A native of the former Soviet Republic of Georgia, Alexander Jeltkov
established himself last season as Canada's top Olympic medal hope in men's
gymnastics winning the silver medal on men's high bar at the world
championships. Canada has not fielded a gymnast of this calibre since the
glory days of Curtis Hibbert in the late 1980's and early 1990's.
"His performance at the worlds wasn't a surprise to us," said Hardy Fink,
head coach of the Canadian men's team. "This is a guy who can basically do
whatever he wants on the high bar. He actually made a mistake in the
qualifying round at the worlds. But he adjusted by sticking in a double
somersault with a half-turn-over-the-bar-catch and did it perfectly even
though he never practiced the manoeuvre."
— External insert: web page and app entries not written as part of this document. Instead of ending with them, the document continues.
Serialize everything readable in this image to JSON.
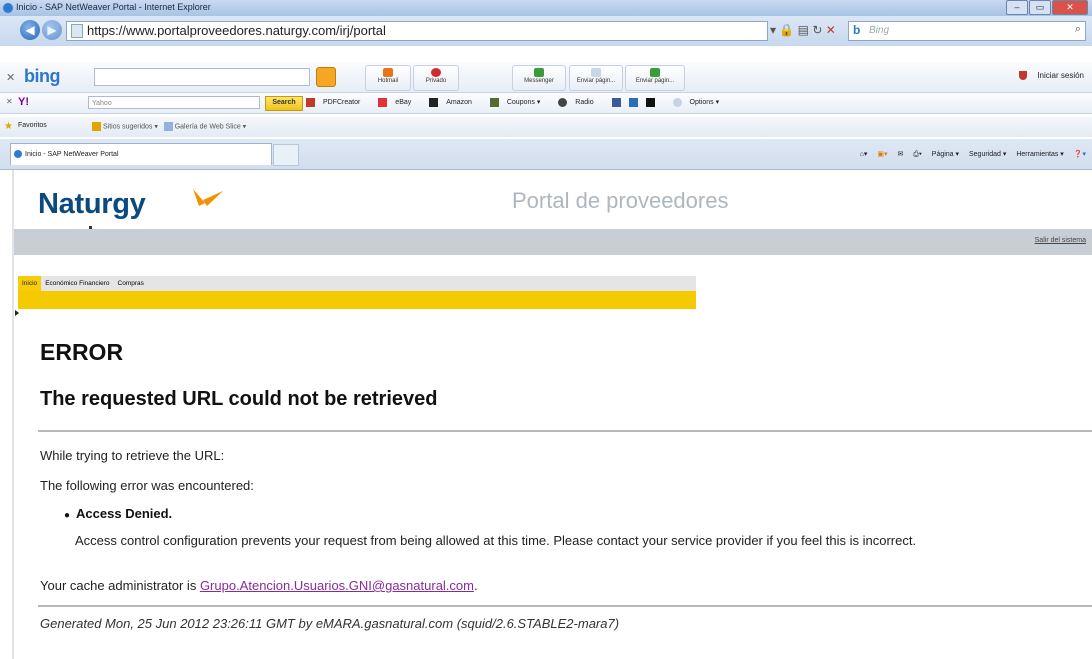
{
  "window": {
    "title": "Inicio - SAP NetWeaver Portal - Internet Explorer",
    "buttons": [
      "–",
      "▭",
      "✕"
    ]
  },
  "address_bar": {
    "url": "https://www.portalproveedores.naturgy.com/irj/portal",
    "search_placeholder": "Bing",
    "search_brand": "b"
  },
  "bing_toolbar": {
    "brand": "bing",
    "buttons": [
      {
        "label": "Hotmail",
        "color": "#e9731c"
      },
      {
        "label": "Privado",
        "color": "#d12c2c"
      },
      {
        "label": "Messenger",
        "color": "#3c9c3c"
      },
      {
        "label": "Enviar págin...",
        "color": "#8aa0c0"
      },
      {
        "label": "Enviar págin...",
        "color": "#3c9c3c"
      }
    ],
    "signin": "Iniciar sesión"
  },
  "yahoo_toolbar": {
    "brand": "Y!",
    "search_value": "Yahoo",
    "search_button": "Search",
    "items": [
      "PDFCreator",
      "eBay",
      "Amazon",
      "Coupons ▾",
      "Radio",
      "Options ▾"
    ]
  },
  "favorites_bar": {
    "label": "Favoritos",
    "items": [
      "Sitios sugeridos ▾",
      "Galería de Web Slice ▾"
    ]
  },
  "tab": {
    "title": "Inicio - SAP NetWeaver Portal"
  },
  "command_bar": {
    "items": [
      "Página ▾",
      "Seguridad ▾",
      "Herramientas ▾"
    ]
  },
  "portal": {
    "logo_text": "Naturgy",
    "title": "Portal de proveedores",
    "logout": "Salir del sistema",
    "nav_tabs": [
      "Inicio",
      "Económico Financiero",
      "Compras"
    ],
    "active_tab": "Inicio"
  },
  "error_page": {
    "h1": "ERROR",
    "h2": "The requested URL could not be retrieved",
    "line1": "While trying to retrieve the URL:",
    "line2": "The following error was encountered:",
    "bullet": "Access Denied.",
    "detail": "Access control configuration prevents your request from being allowed at this time. Please contact your service provider if you feel this is incorrect.",
    "admin_prefix": "Your cache administrator is ",
    "admin_email": "Grupo.Atencion.Usuarios.GNI@gasnatural.com",
    "admin_suffix": ".",
    "footer": "Generated Mon, 25 Jun 2012 23:26:11 GMT by eMARA.gasnatural.com (squid/2.6.STABLE2-mara7)"
  },
  "colors": {
    "brand_blue": "#0b4a80",
    "brand_orange": "#f39200",
    "nav_yellow": "#f6ca00",
    "link_purple": "#8a2a9a"
  }
}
Jeltkov has shown that performance was not a fluke with three more medals
at international meets since then including a victory on high bar this past
March at a World Cup in Germany. He is looking at increasing the
difficulty of his routine even though he can score as high as 9.70.
Thje 22-year-old moved to Canada after spending a year in Israel in 1990.
He started gymnastics at age five in his native Georgia and entered his
first competition at nine. He made the Canadian national team for the
first time in 1996.
"He's the first gymnast we've had in long time that's interested inmore
than just participating at the Olympics," said Fink. "He wants to win the
gold medal. We haven't had anyone with that mindset since Hibbert. He
trains hard and perseveres towards the goal and he still has all the
qualities from his early Soviet training."
Sasha Jeltkov, Montreal, was 92nd after only competing in the floor exercises and the horizontal bar, failed to advance past the preliminary round in the event.
Alexander Jeltkov practices
Canadians Jeltkov & Kyle Shewfelt
2000 Games Gymnastics Coverage
2000 Games Alexander Jeltkov Section